The other four chapters cover the Case Study from two interrelated perspectives. Chapters 2, 3 and 4 address the three key business analysis skills normally assessed in the Case Study requirements.

Chapter 2: Financial Statement Analysis, including a truncated case based on 4D (November 2011);

Chapter 3: Financial Data Analysis, including a truncated case based on IAJ (November 2009); and

Chapter 4: Operational and Strategic Analysis (subsuming Business Trust and Ethical Awareness), including a truncated case based on CROP (November 2008).

These chapters are interspersed with specific ‘skills tips’ for easy reference. The truncated (and fully-updated) cases provide opportunities for practising the analytical technique discussed in the chapter.

Although all chapters are designed so they can be studied individually, they cannot be viewed independently. They are intertwined because financial statement analysis – the analysis of how the business has been performing in its immediate past – informs financial data analysis, which usually considers a current issue facing the business.

The analysis of the business from these two perspectives (past and present) informs, and is informed by, the operational and strategic analysis, which considers the business from the present to the future.

Chapter 5 considers the assessment from an overall perspective of the four assessed professional skills:

  • Assimilating and Using Information (A&UI);
  • Structuring Problems and Solutions (SP&S);
  • Applying Judgement (AJ); and
  • Conclusions and Recommendations (C&R).

Advice is offered on how to demonstrate these skills as effectively as possible in the exam, and how they interact with each other. Chapter 5 also covers the Executive Summary: its purpose, form, preparation and assessment.

The other volumes forming the new LMs; the walkthrough and the two workbooks, will enable students to study in detail how to approach a full Case Study exam, providing material for them to practise ahead of the actual exam. The walkthrough contains a series of interactive questions for students to build up their knowledge and skills.

By working through these LMs, you should come away with extensive ideas on techniques to help maximise your chances of success. With tips, hints and extracts from the examiners’ commentaries, they form a comprehensive toolkit that, if used properly as part of your preparation, will provide a clear pathway to passing the Case Study. 

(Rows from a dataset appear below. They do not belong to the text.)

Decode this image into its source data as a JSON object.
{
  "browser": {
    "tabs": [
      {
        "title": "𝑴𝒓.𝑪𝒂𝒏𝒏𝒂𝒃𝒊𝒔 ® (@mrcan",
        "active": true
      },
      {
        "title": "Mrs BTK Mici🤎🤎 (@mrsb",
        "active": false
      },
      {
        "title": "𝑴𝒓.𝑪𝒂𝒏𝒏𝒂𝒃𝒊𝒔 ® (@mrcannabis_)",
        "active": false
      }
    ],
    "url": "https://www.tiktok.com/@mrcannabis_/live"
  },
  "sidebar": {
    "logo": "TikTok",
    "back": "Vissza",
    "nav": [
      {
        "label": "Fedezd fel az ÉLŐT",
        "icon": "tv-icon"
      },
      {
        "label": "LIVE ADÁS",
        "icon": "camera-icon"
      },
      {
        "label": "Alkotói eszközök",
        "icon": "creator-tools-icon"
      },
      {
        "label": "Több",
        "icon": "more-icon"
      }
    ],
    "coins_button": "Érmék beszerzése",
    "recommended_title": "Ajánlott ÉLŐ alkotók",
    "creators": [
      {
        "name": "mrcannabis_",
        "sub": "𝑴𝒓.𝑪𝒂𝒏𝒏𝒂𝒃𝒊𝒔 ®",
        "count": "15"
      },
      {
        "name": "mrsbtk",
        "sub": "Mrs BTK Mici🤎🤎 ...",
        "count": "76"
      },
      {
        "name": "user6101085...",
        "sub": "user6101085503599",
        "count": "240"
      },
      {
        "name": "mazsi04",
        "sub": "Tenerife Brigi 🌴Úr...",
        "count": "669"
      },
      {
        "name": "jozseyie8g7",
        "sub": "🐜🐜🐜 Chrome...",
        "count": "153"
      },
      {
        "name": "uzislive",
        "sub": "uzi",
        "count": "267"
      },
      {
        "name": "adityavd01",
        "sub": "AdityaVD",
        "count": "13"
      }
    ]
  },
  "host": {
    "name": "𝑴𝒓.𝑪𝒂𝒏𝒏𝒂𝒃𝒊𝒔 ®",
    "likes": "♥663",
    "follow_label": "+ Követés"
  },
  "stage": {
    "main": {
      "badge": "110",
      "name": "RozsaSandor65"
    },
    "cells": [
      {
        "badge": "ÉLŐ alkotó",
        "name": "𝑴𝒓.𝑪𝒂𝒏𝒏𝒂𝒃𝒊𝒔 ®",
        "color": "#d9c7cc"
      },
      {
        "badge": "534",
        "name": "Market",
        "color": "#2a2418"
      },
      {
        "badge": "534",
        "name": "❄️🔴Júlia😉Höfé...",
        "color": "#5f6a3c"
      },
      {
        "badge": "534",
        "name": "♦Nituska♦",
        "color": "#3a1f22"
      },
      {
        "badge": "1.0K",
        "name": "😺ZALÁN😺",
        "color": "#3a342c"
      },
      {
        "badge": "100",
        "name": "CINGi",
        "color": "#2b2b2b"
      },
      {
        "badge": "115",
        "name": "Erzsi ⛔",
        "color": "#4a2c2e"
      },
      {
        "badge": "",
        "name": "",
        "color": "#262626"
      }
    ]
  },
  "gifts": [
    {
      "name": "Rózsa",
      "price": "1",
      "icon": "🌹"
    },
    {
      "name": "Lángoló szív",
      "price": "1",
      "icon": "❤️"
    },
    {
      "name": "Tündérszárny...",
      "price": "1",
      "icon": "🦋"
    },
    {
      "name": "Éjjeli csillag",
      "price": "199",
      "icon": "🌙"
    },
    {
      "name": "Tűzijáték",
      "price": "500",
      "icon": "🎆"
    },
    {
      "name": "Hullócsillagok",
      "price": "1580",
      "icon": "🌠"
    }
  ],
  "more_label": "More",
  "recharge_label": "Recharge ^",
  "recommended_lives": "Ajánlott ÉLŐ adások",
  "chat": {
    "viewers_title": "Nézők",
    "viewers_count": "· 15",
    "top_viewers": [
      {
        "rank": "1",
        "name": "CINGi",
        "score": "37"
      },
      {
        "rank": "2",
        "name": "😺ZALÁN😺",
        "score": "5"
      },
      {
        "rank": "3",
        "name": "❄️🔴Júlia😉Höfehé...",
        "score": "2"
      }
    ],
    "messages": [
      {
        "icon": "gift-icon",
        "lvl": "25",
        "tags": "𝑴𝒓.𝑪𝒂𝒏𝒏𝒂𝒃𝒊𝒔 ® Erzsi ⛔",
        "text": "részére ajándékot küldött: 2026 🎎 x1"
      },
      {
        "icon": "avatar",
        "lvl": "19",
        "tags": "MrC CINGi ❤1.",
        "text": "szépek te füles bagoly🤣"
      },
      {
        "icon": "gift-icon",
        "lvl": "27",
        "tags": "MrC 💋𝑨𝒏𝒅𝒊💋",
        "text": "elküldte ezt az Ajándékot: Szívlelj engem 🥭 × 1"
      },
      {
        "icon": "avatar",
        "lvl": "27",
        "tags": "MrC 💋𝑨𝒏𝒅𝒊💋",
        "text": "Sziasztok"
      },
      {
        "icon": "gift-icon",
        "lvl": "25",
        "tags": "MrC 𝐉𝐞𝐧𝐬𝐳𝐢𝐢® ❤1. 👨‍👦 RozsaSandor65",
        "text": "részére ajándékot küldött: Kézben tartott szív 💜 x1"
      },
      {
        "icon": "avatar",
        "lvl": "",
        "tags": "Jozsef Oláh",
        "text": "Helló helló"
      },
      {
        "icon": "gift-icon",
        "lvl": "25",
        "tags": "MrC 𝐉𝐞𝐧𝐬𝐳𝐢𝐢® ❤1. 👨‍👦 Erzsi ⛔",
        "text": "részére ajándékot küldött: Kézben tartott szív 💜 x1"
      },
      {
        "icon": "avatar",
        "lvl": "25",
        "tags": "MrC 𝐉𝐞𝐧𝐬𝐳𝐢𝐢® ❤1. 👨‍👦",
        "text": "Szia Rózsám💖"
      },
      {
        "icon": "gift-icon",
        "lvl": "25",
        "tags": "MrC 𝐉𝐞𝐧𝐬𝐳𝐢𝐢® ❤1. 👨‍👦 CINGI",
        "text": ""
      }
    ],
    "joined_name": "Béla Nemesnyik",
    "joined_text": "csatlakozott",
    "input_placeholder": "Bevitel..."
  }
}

To listen to the special Case Study exam webinar recording, visit icaew.com/examresources

This article originally appeared in the April 2014 edition of VITAL.